■ Directions for this task ■
Count all lines holding "Inicia" in the data below and say the number, nothing more.

■ Supplied material ■
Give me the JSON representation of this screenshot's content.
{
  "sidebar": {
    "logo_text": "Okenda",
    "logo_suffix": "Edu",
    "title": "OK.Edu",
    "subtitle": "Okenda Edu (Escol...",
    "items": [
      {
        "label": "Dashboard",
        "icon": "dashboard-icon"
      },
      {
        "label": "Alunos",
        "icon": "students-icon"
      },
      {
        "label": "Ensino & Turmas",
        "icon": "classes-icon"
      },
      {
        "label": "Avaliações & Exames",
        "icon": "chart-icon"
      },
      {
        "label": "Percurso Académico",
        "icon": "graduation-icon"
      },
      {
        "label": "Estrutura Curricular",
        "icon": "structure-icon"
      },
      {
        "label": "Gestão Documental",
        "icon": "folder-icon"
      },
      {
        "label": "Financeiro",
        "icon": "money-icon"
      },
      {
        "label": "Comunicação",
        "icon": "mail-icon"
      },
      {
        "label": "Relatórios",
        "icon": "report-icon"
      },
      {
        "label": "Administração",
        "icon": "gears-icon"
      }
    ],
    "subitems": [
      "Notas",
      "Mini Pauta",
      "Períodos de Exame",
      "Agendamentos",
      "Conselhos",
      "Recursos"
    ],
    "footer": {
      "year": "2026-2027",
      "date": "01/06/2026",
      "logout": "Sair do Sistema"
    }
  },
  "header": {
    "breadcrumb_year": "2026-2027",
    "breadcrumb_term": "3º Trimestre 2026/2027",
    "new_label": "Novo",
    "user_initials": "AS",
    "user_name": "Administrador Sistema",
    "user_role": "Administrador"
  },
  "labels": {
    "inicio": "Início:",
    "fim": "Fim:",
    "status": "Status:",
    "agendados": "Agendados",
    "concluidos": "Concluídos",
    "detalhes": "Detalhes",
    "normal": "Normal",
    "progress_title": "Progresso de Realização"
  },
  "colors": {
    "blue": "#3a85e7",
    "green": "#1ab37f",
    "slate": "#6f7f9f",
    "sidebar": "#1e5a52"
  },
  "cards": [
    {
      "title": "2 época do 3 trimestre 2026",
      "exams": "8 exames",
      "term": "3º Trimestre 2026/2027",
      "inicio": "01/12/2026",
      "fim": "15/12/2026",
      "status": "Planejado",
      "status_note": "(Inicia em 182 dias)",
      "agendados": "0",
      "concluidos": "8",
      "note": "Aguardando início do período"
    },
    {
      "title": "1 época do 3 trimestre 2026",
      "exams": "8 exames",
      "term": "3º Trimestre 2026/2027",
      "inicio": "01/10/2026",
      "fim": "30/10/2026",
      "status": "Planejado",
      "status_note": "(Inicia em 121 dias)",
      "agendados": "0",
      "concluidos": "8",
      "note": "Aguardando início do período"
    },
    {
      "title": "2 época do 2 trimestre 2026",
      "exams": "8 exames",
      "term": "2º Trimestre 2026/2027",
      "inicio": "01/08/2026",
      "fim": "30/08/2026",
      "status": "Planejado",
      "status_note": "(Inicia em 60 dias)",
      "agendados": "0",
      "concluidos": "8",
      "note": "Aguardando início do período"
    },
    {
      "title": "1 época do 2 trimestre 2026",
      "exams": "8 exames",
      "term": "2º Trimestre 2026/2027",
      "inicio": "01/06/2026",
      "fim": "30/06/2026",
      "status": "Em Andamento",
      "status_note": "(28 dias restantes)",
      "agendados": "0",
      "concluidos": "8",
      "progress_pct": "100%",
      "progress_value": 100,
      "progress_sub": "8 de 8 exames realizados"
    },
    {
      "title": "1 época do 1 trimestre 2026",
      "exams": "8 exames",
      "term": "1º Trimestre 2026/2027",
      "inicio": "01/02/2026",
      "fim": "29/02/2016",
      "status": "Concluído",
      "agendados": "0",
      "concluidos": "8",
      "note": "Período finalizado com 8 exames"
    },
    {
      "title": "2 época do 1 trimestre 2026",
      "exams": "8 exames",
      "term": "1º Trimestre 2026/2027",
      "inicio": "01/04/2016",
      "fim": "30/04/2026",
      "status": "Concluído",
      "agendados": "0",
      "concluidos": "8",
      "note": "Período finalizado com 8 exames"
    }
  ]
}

■ Response to the task ■
3